There I was, sitting on the kitchen floor scouring through a stack of books with an objective – to gather ideas and thoughts for my future kitchen. “Ah, ideas, ideas, I need loads of it before making a decision.” As I was sinking deeper into the reading, I found myself flipping more pages of this book than others – All New Kitchen Idea Book (2009) by Joanne Keller Bouknight. “Alas, what a joyous moment it was when I fully grasp the bigger picture.”
Image from http://www.ebay.com/
This kitchen book has been cooked up by many hands – hundreds of them, literally. There are interior designers and architects who designed these kitchens; craftspeople who built the products in them, builders, subcontractors, middlemen; home owners and their kids; and photographers – the works.
The book contains:
– Over 350 colour photographs to ignite your imagination.
– Top design ideas from the country’s best kitchen professionals.
– Expert information about cabinetry, lighting, and counter-tops.
– Space-saving storage options.
– Money-saving, eco-friendly green innovations.
If you have no inkling on the makeup of a kitchen, we will begin with you having in mind the ‘picture of a kitchen’. Next, we will slice up this ‘picture’ that is in your mind into smaller modules for easy follow through and this is exactly the approach of the book.
The format of the content is structured into 9 smaller parts of a kitchen – (1) style and layout, (2) the kitchen island, (3) dining and work spaces, (4) cabinets, (5) open shelves and pantries, (6) counter-tops, back-splashes and sinks, (7) appliances, (8) floors, walls and ceilings, and (9) lighting and windows.
The approach of each part begins with an overview description, followed by the various types of styles available in the market, and substantiated with many colourful images to showcase the styles and designs.
The book begins with some practical tips and guides on how to embark any kitchen related renovation/facelift project and what are the decisions you are required to make in your choice of a kitchen style and design.

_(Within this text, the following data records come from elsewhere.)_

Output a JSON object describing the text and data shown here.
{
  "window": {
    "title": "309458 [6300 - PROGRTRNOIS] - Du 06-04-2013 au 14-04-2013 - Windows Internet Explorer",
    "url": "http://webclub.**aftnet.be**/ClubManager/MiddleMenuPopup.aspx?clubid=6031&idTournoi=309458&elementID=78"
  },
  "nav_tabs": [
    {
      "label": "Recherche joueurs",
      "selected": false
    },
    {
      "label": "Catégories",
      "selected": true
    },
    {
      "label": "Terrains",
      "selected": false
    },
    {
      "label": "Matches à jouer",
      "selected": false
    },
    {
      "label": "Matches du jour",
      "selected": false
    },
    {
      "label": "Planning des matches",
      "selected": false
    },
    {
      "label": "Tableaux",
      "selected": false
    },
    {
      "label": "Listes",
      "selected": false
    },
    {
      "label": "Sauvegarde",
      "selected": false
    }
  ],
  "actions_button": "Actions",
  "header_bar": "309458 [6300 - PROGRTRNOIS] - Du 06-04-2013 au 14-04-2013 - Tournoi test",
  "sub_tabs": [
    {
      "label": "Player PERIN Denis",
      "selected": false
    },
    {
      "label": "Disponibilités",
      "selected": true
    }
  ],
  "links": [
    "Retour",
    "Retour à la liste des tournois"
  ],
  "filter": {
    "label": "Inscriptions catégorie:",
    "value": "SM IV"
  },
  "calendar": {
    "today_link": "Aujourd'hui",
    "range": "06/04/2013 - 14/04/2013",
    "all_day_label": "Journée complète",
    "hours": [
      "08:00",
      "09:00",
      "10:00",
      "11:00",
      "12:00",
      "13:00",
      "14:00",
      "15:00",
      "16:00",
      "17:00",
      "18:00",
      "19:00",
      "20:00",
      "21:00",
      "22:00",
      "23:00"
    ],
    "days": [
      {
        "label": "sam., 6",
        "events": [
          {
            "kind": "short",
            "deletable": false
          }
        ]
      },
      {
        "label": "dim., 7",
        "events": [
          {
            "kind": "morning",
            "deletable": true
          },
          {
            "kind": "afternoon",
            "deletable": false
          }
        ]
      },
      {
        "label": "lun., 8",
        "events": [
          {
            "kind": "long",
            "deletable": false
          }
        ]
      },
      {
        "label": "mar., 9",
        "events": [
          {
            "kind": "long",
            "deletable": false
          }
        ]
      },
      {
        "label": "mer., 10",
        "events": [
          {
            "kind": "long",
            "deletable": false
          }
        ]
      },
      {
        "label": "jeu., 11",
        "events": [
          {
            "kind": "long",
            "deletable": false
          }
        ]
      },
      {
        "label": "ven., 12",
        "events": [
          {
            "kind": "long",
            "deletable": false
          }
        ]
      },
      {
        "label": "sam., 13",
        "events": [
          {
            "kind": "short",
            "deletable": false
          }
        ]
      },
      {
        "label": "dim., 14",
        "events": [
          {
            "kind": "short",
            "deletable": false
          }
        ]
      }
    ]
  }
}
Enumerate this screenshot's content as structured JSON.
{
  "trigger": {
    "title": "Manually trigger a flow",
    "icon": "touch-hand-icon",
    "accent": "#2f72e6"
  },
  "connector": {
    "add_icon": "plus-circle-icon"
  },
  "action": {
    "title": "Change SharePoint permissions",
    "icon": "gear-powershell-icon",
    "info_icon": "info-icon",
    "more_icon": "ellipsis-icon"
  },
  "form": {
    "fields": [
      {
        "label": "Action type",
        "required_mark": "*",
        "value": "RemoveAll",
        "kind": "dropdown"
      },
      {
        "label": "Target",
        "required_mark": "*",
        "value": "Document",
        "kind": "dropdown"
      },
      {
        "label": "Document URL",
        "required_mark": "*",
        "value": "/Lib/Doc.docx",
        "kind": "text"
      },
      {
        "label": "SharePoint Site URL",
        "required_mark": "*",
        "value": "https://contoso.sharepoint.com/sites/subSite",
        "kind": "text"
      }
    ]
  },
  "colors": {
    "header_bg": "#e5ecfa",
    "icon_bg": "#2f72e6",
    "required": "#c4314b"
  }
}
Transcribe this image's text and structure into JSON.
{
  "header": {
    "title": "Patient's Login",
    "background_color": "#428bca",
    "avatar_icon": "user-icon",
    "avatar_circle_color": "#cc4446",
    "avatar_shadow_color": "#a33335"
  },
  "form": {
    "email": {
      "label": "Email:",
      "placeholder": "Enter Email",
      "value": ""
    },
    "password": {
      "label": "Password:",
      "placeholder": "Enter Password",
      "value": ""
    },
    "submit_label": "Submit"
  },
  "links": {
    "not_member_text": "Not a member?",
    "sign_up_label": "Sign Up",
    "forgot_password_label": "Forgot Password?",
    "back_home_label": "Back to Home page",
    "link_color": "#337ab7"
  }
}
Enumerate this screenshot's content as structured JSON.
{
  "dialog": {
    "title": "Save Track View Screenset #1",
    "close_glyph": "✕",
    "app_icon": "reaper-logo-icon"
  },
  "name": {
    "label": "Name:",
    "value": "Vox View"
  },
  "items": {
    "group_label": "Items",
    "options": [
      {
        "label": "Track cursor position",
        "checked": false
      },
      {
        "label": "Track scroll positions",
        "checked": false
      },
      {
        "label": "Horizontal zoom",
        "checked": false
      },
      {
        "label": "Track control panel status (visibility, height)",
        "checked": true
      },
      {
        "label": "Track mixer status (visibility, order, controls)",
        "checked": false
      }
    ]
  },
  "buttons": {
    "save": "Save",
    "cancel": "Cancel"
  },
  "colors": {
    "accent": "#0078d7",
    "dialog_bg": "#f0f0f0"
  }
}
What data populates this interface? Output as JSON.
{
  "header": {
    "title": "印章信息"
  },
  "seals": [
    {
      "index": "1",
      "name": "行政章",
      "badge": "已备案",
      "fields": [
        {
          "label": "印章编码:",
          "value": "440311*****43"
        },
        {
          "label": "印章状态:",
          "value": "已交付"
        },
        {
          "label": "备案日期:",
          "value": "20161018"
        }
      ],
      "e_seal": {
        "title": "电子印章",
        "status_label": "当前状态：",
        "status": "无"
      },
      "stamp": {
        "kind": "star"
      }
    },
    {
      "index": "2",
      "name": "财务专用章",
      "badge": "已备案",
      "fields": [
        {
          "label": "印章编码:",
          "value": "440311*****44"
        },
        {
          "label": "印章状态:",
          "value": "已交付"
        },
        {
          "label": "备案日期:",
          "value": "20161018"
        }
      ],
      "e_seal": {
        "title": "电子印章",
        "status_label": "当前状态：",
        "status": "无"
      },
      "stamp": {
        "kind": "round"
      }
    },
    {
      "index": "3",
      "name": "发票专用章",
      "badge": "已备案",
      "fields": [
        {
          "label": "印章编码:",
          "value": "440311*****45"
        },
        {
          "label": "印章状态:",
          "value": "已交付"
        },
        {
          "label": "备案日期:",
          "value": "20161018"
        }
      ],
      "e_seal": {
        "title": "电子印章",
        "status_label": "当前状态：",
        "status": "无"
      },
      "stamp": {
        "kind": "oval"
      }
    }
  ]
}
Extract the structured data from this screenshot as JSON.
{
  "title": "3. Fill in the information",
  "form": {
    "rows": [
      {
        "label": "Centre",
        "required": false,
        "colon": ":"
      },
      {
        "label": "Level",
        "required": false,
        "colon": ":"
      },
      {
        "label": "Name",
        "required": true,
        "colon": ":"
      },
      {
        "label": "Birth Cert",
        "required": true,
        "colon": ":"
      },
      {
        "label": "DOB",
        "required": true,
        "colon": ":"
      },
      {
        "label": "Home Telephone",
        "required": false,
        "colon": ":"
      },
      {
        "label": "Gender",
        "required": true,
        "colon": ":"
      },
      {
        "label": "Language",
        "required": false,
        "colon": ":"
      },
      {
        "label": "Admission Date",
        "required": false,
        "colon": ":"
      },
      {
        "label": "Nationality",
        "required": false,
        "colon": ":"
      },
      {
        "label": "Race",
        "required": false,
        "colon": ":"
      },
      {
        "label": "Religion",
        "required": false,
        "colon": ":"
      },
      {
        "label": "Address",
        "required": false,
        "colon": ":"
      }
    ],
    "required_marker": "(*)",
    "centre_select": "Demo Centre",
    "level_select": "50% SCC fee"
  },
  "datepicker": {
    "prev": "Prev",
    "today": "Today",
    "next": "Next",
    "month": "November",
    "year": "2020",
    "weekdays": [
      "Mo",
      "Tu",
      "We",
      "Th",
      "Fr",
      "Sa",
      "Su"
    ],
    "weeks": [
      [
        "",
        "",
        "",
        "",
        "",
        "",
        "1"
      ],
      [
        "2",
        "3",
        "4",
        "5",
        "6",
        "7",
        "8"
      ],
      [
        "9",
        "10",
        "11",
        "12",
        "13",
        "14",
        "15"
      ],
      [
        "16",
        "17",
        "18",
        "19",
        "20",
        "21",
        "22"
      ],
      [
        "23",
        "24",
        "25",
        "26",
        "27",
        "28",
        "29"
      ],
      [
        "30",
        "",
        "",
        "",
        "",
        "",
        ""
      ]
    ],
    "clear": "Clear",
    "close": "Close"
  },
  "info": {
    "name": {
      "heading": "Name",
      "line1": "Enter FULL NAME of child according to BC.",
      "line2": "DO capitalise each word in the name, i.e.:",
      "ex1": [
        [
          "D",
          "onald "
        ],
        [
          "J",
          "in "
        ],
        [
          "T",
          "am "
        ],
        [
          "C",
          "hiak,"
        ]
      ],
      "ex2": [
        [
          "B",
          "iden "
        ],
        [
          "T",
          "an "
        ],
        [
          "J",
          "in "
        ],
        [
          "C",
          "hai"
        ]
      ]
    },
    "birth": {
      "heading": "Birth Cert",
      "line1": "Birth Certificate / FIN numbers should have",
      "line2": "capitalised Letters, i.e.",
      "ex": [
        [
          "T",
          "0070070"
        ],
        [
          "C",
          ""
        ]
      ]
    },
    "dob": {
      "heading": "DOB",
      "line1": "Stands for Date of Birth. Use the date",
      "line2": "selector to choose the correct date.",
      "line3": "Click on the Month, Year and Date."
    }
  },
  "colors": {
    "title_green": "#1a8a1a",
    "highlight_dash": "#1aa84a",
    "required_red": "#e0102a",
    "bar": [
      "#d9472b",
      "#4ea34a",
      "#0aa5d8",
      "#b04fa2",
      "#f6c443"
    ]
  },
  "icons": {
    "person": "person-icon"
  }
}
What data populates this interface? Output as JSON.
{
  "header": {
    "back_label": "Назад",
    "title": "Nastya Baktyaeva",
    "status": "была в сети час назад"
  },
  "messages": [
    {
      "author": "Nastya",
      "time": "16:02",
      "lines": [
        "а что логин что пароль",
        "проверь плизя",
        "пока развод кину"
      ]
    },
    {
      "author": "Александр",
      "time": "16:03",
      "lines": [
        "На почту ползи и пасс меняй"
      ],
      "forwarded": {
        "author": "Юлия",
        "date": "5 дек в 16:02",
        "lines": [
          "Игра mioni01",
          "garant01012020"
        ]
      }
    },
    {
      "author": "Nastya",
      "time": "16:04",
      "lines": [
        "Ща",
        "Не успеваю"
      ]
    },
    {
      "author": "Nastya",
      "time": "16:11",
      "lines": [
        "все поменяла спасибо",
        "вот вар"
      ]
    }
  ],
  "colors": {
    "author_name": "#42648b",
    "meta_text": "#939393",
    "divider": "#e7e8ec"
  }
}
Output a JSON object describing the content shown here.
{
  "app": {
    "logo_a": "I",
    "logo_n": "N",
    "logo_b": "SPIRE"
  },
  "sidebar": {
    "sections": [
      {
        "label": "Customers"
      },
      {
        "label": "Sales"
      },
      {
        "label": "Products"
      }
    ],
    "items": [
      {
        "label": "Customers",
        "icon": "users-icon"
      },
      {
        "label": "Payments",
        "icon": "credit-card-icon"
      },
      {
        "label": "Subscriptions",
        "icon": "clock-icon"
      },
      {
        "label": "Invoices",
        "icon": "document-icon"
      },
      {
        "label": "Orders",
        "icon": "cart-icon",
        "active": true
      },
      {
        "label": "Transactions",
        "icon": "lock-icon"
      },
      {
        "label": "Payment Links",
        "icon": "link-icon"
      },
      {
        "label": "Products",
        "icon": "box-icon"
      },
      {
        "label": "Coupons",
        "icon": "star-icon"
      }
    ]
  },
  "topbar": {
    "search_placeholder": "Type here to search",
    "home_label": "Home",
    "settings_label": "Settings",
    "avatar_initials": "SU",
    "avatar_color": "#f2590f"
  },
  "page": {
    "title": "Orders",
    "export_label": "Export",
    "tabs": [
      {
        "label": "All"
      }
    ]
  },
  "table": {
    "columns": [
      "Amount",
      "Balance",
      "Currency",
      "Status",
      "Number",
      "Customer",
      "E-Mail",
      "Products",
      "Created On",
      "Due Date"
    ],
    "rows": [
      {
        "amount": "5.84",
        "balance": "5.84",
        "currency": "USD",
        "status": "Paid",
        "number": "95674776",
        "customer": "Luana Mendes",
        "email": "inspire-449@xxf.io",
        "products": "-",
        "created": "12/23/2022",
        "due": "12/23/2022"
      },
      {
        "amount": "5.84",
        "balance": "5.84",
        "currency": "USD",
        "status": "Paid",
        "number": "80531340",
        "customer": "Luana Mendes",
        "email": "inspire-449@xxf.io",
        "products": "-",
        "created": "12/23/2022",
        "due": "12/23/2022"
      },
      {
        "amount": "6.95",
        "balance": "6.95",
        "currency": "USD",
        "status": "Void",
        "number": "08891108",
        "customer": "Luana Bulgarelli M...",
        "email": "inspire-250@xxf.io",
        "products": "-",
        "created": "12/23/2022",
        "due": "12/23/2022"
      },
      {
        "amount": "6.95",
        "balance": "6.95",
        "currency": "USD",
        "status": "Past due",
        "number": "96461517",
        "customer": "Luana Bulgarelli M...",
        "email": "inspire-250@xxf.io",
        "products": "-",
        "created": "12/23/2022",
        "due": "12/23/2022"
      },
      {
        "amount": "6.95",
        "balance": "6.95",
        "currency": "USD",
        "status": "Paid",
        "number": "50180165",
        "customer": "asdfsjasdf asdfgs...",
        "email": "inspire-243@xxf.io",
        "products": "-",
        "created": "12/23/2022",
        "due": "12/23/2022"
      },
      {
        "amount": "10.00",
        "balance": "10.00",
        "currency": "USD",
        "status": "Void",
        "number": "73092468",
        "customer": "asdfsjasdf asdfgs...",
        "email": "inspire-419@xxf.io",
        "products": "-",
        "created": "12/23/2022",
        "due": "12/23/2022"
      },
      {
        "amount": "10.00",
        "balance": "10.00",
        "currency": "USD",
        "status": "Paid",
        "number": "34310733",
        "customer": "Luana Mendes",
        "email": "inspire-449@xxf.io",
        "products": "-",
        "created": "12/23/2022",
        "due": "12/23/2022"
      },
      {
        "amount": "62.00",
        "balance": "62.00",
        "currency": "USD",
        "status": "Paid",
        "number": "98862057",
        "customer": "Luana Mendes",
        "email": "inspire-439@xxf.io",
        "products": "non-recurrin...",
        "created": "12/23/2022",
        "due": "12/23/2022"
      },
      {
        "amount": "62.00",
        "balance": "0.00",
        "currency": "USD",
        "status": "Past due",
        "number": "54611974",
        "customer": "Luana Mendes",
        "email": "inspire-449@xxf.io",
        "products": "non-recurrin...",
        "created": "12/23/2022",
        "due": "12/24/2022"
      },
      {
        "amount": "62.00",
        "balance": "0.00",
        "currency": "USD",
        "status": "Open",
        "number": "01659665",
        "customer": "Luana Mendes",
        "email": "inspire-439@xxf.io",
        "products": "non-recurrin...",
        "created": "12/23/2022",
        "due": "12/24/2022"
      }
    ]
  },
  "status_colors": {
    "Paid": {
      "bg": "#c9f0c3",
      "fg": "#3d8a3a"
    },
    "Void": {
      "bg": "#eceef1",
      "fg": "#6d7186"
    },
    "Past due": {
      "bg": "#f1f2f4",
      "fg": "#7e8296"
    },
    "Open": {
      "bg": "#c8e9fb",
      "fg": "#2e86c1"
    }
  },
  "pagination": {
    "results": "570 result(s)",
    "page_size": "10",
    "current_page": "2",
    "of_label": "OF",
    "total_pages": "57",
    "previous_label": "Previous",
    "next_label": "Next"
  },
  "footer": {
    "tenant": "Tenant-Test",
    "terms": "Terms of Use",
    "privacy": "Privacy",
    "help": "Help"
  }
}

The golden rule is that it should always be based on how you live, what you love and what you can afford. Reading through each part of the content, you will surely begin to see the entire makeup of a kitchen and the various styles available in the market.
Overall, the book’s approach is systematic and it lends a comfortable support especially to those who has little to no knowledge on the topic of kitchen and how to go about on kitchen facelift. The language is simple with some descriptive industrial jargon here-and-there. Here’s the site to get a copy.
Joanne Keller Bouknight. All New Kitchen Idea Book (Newton, CT: Tauntan Press, Inc, 2009).